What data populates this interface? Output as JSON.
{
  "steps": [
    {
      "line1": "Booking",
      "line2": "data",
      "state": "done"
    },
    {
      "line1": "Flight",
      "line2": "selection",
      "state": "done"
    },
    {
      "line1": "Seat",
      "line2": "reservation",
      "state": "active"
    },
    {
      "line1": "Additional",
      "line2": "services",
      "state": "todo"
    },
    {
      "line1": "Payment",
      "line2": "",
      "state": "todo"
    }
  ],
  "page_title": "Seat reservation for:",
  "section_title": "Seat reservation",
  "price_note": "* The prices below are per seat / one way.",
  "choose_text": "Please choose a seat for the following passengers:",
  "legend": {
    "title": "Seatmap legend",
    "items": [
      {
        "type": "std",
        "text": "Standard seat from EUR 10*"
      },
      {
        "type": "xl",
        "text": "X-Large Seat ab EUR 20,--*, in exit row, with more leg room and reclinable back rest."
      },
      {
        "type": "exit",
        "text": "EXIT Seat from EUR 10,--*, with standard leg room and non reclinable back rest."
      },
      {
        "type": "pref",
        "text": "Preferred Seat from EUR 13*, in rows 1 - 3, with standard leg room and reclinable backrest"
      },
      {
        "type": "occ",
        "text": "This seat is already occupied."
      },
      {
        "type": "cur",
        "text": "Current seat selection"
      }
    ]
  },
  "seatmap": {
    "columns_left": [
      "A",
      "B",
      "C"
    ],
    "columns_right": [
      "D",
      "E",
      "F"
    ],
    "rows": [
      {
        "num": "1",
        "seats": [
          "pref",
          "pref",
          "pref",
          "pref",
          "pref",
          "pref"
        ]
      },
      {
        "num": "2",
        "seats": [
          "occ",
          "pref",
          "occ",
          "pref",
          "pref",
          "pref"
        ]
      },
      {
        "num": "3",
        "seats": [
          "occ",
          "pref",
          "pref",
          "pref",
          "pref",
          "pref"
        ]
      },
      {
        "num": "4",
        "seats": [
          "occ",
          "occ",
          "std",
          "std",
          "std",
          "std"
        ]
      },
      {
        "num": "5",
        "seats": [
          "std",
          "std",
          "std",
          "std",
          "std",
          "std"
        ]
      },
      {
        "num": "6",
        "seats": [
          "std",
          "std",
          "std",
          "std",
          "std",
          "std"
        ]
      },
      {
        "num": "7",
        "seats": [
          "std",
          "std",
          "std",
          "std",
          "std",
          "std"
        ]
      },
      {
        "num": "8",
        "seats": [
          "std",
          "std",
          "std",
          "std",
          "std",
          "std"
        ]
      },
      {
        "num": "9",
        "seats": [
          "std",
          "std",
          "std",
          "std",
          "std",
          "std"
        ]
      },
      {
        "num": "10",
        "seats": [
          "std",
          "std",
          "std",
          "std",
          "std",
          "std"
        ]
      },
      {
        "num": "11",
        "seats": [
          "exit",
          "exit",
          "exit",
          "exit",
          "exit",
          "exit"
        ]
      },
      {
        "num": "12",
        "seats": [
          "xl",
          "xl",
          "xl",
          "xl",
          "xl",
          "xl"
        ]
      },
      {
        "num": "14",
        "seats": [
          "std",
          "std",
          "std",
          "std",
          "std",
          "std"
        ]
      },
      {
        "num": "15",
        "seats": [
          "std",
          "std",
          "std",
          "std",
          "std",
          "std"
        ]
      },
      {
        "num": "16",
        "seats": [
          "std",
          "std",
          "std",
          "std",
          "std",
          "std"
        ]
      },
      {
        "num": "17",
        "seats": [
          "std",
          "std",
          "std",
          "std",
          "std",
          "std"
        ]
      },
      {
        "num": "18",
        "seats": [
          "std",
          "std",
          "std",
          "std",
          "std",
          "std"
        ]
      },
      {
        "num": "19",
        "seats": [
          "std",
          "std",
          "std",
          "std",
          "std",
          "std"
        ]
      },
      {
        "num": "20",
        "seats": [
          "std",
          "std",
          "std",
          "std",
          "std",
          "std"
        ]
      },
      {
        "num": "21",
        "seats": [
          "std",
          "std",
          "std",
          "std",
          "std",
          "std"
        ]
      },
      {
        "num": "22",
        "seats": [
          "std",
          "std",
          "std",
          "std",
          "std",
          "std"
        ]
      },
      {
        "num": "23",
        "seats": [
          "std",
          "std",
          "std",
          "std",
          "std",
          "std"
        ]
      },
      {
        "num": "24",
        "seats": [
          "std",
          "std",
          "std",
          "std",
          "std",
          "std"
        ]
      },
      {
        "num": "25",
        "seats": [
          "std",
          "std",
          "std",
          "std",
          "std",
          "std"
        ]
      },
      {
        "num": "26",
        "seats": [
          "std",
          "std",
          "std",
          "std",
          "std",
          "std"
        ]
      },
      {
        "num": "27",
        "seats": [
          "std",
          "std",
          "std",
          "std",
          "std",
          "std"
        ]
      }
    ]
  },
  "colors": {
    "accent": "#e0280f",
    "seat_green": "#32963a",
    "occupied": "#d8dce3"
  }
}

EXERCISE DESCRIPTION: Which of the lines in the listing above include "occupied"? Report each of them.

SOLUTION TO THIS EXERCISE:
        "text": "This seat is already occupied."
    "occupied": "#d8dce3"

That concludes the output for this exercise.